Today microprocessors and memories are made on distinct manufacturing lines, yielding 10M transistor microprocessors and 256M transistor DRAMs. Plants to manufacture these chips cost billions of dollars.
One of the biggest performance challenges in computer systems today is the speed mismatch between microprocessors and memory. To address this challenge processor designers now typically devote a large fraction of the transistors and area of the chips to large SRAM caches.
We predict that over the next decade processors and memory will be merged onto a single chip. Not only will this narrow or altogether remove the processor-memory performance gap, it will have the following additional benefits: provide an ideal building-block for parallel processing, amortize the costs of fabrication lines, and better utilize the phenomenal number of transistors that can be placed on a single chip. Let's dub it an "IRAM", for Intelligent RAM, since most of transistors on this merged chip will be devoted to memory.
A single gigabit IRAM should have an internal memory bandwidth of nearly 1000 gigabits per second (32K bits in 50 ns), a hundredfold increase over the fastest computers today. Hence the fastest programs will keep most memory accesses within a single IRAM, rewarding compact representations of code and data.
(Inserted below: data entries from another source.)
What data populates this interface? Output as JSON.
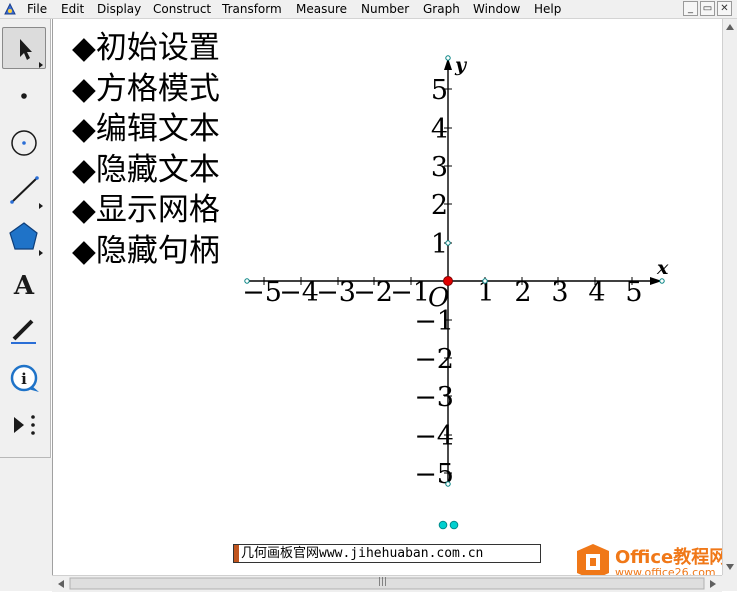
{
  "menu": [
    "File",
    "Edit",
    "Display",
    "Construct",
    "Transform",
    "Measure",
    "Number",
    "Graph",
    "Window",
    "Help"
  ],
  "window_buttons": {
    "minimize": "_",
    "restore": "▭",
    "close": "✕"
  },
  "tools": [
    "arrow-select-icon",
    "point-tool-icon",
    "compass-icon",
    "straightedge-icon",
    "polygon-icon",
    "text-tool-icon",
    "marker-icon",
    "information-icon",
    "custom-tool-icon"
  ],
  "text_items": [
    "◆初始设置",
    "◆方格模式",
    "◆编辑文本",
    "◆隐藏文本",
    "◆显示网格",
    "◆隐藏句柄"
  ],
  "axes": {
    "x_name": "x",
    "y_name": "y",
    "origin": "O",
    "x_ticks": [
      "−5",
      "−4",
      "−3",
      "−2",
      "−1",
      "1",
      "2",
      "3",
      "4",
      "5"
    ],
    "y_ticks_pos": [
      "5",
      "4",
      "3",
      "2",
      "1"
    ],
    "y_ticks_neg": [
      "−1",
      "−2",
      "−3",
      "−4",
      "−5"
    ]
  },
  "colors": {
    "origin_point": "#e00000",
    "handle_point": "#00c8c8",
    "axis": "#000000",
    "watermark": "#f07818"
  },
  "caption": "几何画板官网www.jihehuaban.com.cn",
  "watermark": {
    "title": "Office教程网",
    "url": "www.office26.com"
  },
  "scroll": {
    "h_thumb": "|||"
  }
}
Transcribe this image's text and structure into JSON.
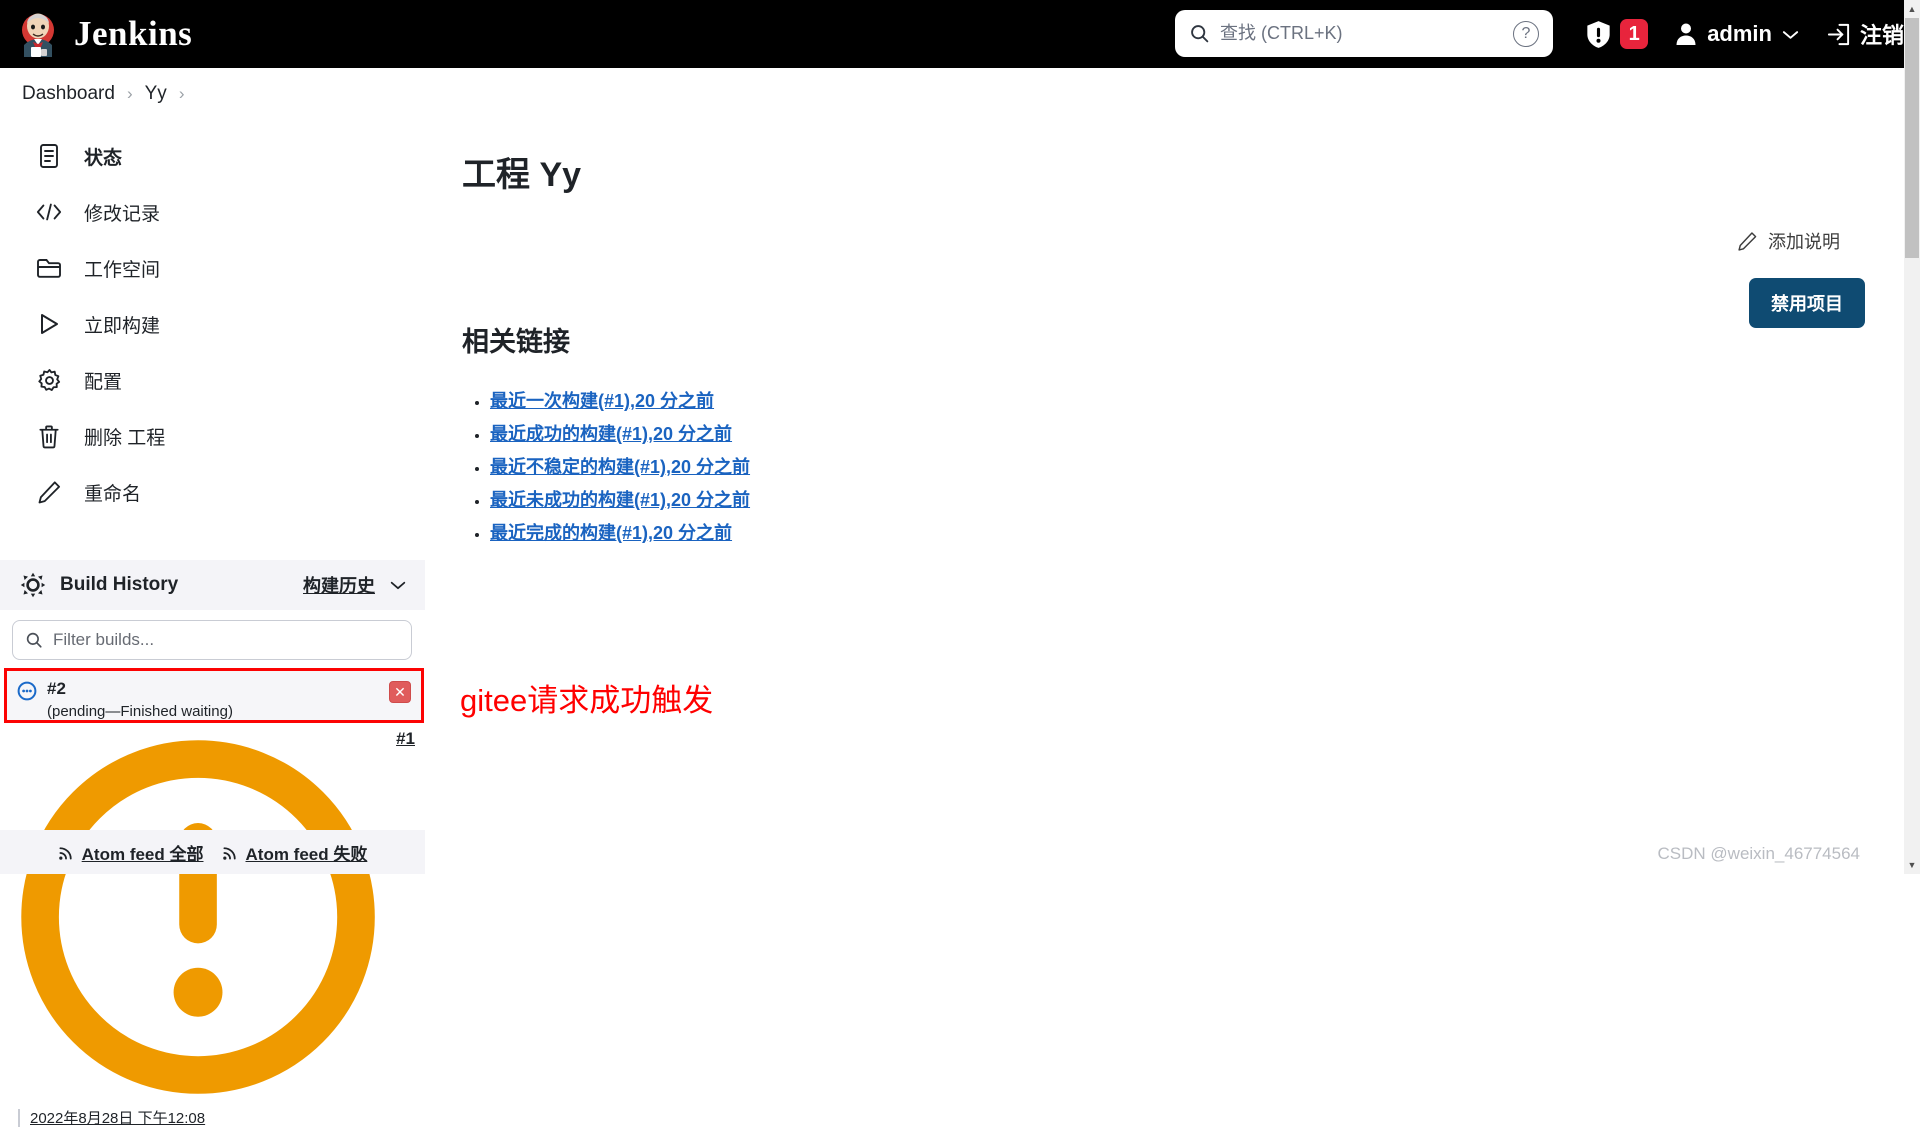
{
  "header": {
    "brand": "Jenkins",
    "logo_icon": "jenkins-butler-logo",
    "search": {
      "placeholder": "查找 (CTRL+K)",
      "value": "",
      "icon": "search-icon",
      "help_icon": "help-circle-icon"
    },
    "alert_icon": "shield-exclamation-icon",
    "alert_count": "1",
    "user_icon": "person-icon",
    "user_name": "admin",
    "user_chevron": "chevron-down-icon",
    "logout_icon": "logout-icon",
    "logout_label": "注销"
  },
  "breadcrumb": {
    "items": [
      "Dashboard",
      "Yy"
    ],
    "separator": "›"
  },
  "sidebar": {
    "items": [
      {
        "label": "状态",
        "icon": "document-icon",
        "active": true
      },
      {
        "label": "修改记录",
        "icon": "code-icon",
        "active": false
      },
      {
        "label": "工作空间",
        "icon": "folder-icon",
        "active": false
      },
      {
        "label": "立即构建",
        "icon": "play-icon",
        "active": false
      },
      {
        "label": "配置",
        "icon": "gear-icon",
        "active": false
      },
      {
        "label": "删除 工程",
        "icon": "trash-icon",
        "active": false
      },
      {
        "label": "重命名",
        "icon": "pencil-icon",
        "active": false
      }
    ]
  },
  "build_history": {
    "weather_icon": "weather-sun-icon",
    "title": "Build History",
    "link_label": "构建历史",
    "chevron": "chevron-down-icon",
    "filter_placeholder": "Filter builds...",
    "filter_value": "",
    "builds": [
      {
        "number": "#2",
        "status_icon": "pending-blue-icon",
        "detail": "(pending—Finished waiting)",
        "cancel_icon": "cancel-x-icon",
        "highlighted": true
      },
      {
        "number": "#1",
        "status_icon": "warning-amber-icon",
        "date": "2022年8月28日 下午12:08",
        "highlighted": false
      }
    ],
    "atom_feeds": [
      {
        "icon": "rss-icon",
        "label": "Atom feed 全部"
      },
      {
        "icon": "rss-icon",
        "label": "Atom feed 失败"
      }
    ]
  },
  "main": {
    "page_title": "工程 Yy",
    "add_description": {
      "icon": "pencil-icon",
      "label": "添加说明"
    },
    "disable_button": "禁用项目",
    "related_links_heading": "相关链接",
    "related_links": [
      "最近一次构建(#1),20 分之前",
      "最近成功的构建(#1),20 分之前",
      "最近不稳定的构建(#1),20 分之前",
      "最近未成功的构建(#1),20 分之前",
      "最近完成的构建(#1),20 分之前"
    ],
    "annotation": "gitee请求成功触发",
    "watermark": "CSDN @weixin_46774564"
  },
  "colors": {
    "header_bg": "#000000",
    "accent_blue": "#1a63c0",
    "button_blue": "#0f4b72",
    "badge_red": "#e8243c",
    "annotation_red": "#ff0000",
    "panel_gray": "#f4f4f8"
  }
}
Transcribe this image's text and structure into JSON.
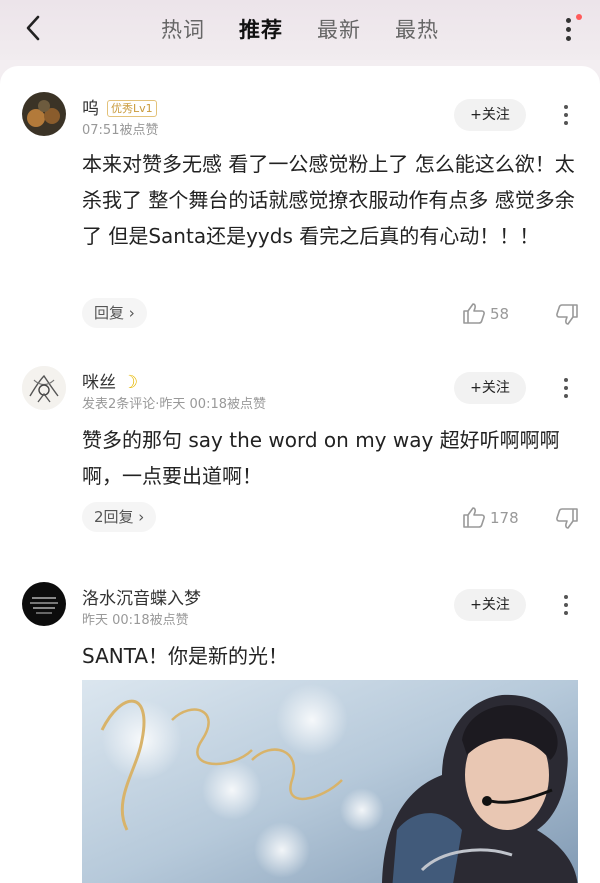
{
  "nav": {
    "tabs": [
      "热词",
      "推荐",
      "最新",
      "最热"
    ],
    "active": 1
  },
  "comments": [
    {
      "user": "呜",
      "badge": "优秀Lv1",
      "meta": "07:51被点赞",
      "follow": "+关注",
      "text": "本来对赞多无感 看了一公感觉粉上了 怎么能这么欲！太杀我了 整个舞台的话就感觉撩衣服动作有点多 感觉多余了 但是Santa还是yyds 看完之后真的有心动！！！",
      "reply": "回复 ›",
      "likes": "58"
    },
    {
      "user": "咪丝",
      "meta": "发表2条评论·昨天 00:18被点赞",
      "follow": "+关注",
      "text": "赞多的那句 say the word on my  way 超好听啊啊啊啊，一点要出道啊！",
      "reply": "2回复 ›",
      "likes": "178"
    },
    {
      "user": "洛水沉音蝶入梦",
      "meta": "昨天 00:18被点赞",
      "follow": "+关注",
      "text": "SANTA！你是新的光！"
    }
  ],
  "icons": {
    "back": "chevron-left-icon",
    "more": "more-vertical-icon",
    "like": "thumbs-up-icon",
    "dislike": "thumbs-down-icon"
  },
  "colors": {
    "accent_red": "#ff5b5b",
    "badge_gold": "#c99a3b"
  }
}
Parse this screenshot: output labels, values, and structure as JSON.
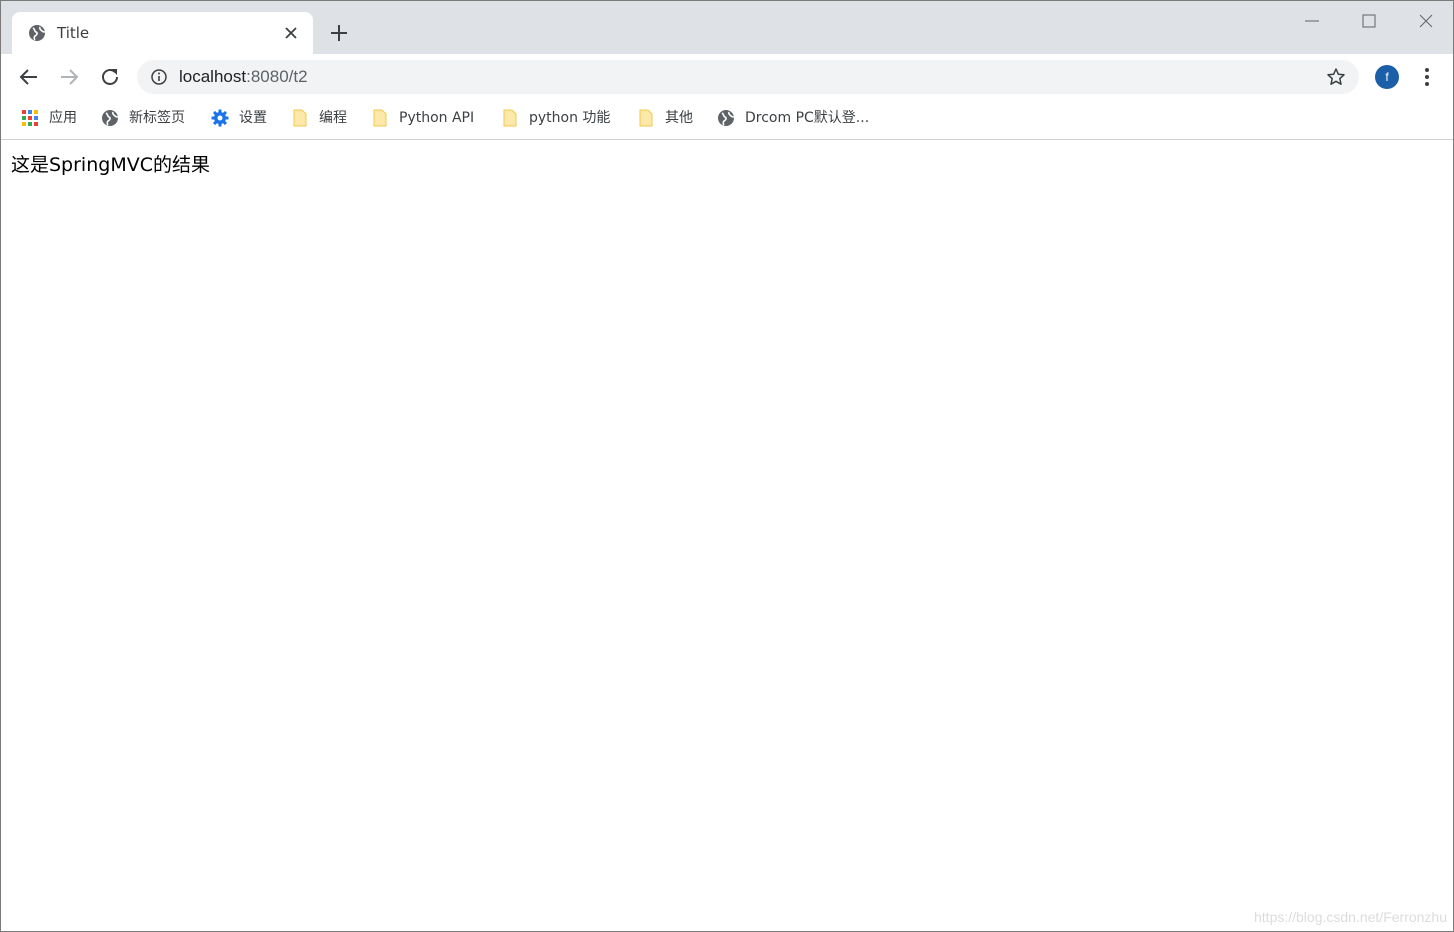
{
  "tab": {
    "title": "Title",
    "favicon": "globe-icon"
  },
  "toolbar": {
    "url_host": "localhost",
    "url_rest": ":8080/t2",
    "avatar_letter": "f",
    "avatar_color": "#1a5fa8"
  },
  "bookmarks": [
    {
      "label": "应用",
      "icon": "apps-grid-icon"
    },
    {
      "label": "新标签页",
      "icon": "globe-icon"
    },
    {
      "label": "设置",
      "icon": "gear-icon"
    },
    {
      "label": "编程",
      "icon": "folder-icon"
    },
    {
      "label": "Python API",
      "icon": "folder-icon"
    },
    {
      "label": "python 功能",
      "icon": "folder-icon"
    },
    {
      "label": "其他",
      "icon": "folder-icon"
    },
    {
      "label": "Drcom PC默认登...",
      "icon": "globe-icon"
    }
  ],
  "page": {
    "text": "这是SpringMVC的结果"
  },
  "watermark": "https://blog.csdn.net/Ferronzhu"
}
The initial efforts of the IRAM project were undertaken during the Spring 1996 offerring of CS 294-4 at UC Berkeley. This advanced graduate course, led by Prof. David Patterson, re-examined the design of hardware and software that is based on the traditional separation of the memory and the processor. The course web page contains a considerable amount of useful information, including copies of slides from many guest speakers as well as the results from three sets of projects performed by more than a dozen graduate students.
An earlier discussion that helped lead to the development of this course can be found in the article "Microprocessors in 2020", by Dave Patterson, in the September 1995 issue (pages 48-51), of Scientific American.
IRAM's large improvement in memory system bandwidth has significant potential for helping reconfigurable systems to achieve their full performance potential. Reconfigurable systems offer improved performance by adapting processing capabilities to application-specific needs. But by making the processing portion of an application go faster, a conventional memory system will be more and more of a drag on performance. Memory bandwidth is also the performance bottleneck to rapid reprogramming of the reconfigurable elements. For these reasons, the IRAM group is working closely with the BRASS (Berkeley Reconfigurable Architecture, Systems and Software) group, headed by Prof. John Wawrzynek and André DeHon.